“We plan to deepen our partnerships across the ecosystem with educational institutions, suppliers, edtech players, and others to reach more and more students,” co-founder and director Ioann Fainsilber told KrASIA. The company is furthermore waiting for regulatory approval to launch sharia-based products.
Pintek underwrites student loans and splits payments into more frequent and smaller parts to make tuition fees more affordable. Most of the customers are first-time borrowers with no credit history. Right now, Pintek’s operation is reaching students in 26 of the nation’s 34 provinces. The company said it has partnered with edtech platforms to provide schools with financing and access to remote learning programs, to help ease the transition to online learning.
Fainsilber said that throughout 2020, his company managed to almost triple its loan disbursements. During that period, Pintek found through an internal survey that parents feared they wouldn’t be able to cover their children’s tuition fees, due to mass layoffs or salary cuts. Online lending platforms became an alternative source of money to pay for their children’s education.
In December 2020, Pintek bagged USD 5 million in a funding round led by Finch Capital, with participation from existing investor Accion Venture Lab. Since 2018, Pintek has partnered with close to 100 education institutions. It is registered and supervised by Indonesia’s Financial Services Authority (OJK).
A small, yet growing sector
Bhima Yudhistira Adhinegara of the Institute for Development of Economics and Finance said that in 2021, the Indonesian fintech lending sector’s growth could double compared to 2020. Personal consumption loans will still be the major driving force, as Indonesians are still suffering from job loss and reduced salaries due to COVID-19.
“Since banks tend to be very careful in approving this kind of loans, P2P lending becomes the only available source. The process is faster and requirements are not as tight as with banks,” he said.
It includes niche sectors like the one for educational loans. Although still relatively small, it has large potential for Adhinegara. Aside from tuition fees, nationwide distance-learning measure have forced parents to buy new gadgets and increase internet data plans. “The loan will be used for that as well, and applications will increase,” he said.

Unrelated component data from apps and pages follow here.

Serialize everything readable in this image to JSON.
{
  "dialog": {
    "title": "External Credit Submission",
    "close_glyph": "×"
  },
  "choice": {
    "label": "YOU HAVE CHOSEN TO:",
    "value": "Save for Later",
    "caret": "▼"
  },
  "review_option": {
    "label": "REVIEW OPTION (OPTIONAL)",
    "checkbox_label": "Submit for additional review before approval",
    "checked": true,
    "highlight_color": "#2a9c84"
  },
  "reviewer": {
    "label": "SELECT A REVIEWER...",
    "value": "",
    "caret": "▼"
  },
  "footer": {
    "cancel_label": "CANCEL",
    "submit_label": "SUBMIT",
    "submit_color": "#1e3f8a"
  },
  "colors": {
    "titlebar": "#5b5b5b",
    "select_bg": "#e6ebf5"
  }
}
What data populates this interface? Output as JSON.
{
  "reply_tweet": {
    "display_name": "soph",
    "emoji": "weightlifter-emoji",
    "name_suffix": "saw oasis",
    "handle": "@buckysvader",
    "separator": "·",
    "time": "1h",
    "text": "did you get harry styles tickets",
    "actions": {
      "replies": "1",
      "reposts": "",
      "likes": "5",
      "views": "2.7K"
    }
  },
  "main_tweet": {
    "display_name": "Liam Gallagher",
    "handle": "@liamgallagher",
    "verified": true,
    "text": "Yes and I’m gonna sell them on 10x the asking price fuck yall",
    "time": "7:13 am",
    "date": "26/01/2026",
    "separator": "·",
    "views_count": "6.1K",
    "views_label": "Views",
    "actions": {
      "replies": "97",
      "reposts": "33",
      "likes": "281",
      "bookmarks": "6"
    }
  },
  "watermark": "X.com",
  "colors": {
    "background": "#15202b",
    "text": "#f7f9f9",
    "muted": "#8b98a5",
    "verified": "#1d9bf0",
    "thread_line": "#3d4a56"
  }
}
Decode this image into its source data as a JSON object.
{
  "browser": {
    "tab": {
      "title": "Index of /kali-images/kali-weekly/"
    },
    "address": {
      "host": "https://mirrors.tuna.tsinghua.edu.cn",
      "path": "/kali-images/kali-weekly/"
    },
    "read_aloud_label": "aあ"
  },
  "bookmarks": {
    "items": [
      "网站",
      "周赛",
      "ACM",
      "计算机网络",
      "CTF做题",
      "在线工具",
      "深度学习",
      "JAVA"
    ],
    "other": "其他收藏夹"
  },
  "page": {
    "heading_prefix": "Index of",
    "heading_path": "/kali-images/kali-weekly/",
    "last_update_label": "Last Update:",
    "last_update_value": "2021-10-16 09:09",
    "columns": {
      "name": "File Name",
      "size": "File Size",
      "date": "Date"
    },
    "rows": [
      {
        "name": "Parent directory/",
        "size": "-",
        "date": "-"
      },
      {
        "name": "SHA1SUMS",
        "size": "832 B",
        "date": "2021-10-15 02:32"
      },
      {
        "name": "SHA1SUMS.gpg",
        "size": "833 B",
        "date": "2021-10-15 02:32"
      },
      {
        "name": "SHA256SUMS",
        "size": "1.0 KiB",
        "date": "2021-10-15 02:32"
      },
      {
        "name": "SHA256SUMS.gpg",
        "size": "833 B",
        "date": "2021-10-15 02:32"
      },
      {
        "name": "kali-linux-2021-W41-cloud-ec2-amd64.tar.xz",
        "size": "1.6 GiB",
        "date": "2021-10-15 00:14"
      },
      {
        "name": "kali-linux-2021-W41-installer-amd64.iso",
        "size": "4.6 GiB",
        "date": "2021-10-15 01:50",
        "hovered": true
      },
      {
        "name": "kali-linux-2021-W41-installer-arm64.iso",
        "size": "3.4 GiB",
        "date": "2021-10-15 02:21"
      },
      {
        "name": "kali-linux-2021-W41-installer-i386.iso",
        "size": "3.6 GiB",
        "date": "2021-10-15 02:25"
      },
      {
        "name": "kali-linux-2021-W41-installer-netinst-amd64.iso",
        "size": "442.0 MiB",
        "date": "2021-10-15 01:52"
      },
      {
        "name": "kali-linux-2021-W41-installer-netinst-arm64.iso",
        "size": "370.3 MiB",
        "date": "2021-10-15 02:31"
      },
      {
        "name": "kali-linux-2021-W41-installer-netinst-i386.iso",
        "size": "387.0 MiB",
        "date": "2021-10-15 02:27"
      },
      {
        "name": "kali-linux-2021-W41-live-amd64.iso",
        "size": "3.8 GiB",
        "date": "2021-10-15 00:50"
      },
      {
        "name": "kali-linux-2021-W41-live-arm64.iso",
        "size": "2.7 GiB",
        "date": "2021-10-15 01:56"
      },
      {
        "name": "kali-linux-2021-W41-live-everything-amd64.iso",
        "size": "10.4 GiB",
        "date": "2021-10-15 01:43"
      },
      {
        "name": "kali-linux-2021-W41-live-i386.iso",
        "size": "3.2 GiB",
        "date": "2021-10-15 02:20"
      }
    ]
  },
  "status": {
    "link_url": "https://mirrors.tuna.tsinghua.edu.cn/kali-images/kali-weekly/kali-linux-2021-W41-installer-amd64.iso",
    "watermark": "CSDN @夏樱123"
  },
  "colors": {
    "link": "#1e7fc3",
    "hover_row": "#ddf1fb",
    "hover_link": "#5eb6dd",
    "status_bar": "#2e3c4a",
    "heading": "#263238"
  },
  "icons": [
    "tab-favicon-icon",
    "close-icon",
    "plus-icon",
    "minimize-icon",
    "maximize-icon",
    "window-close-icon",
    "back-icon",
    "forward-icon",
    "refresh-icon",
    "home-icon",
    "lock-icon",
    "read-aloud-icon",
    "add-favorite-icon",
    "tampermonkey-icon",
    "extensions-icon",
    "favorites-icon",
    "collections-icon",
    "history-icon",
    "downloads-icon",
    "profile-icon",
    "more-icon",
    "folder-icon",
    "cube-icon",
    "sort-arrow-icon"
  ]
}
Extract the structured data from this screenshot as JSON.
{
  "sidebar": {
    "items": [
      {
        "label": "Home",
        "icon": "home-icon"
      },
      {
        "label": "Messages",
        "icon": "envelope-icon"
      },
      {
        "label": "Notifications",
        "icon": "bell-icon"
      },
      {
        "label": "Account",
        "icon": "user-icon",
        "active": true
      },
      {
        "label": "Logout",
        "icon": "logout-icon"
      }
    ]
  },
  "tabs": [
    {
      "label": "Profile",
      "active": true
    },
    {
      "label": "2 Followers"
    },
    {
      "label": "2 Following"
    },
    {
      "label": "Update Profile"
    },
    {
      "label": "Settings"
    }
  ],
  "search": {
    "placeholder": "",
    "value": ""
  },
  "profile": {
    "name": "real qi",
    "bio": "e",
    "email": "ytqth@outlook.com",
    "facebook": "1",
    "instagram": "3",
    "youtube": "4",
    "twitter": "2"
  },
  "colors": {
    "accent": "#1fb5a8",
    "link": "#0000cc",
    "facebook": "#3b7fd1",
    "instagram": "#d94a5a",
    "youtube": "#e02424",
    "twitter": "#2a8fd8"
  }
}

Pintek is competing with platforms such as DanaDidik and Cicil. SME-focused P2P fintech lender KoinWorks has also tapped the sector through its KoinPintar program.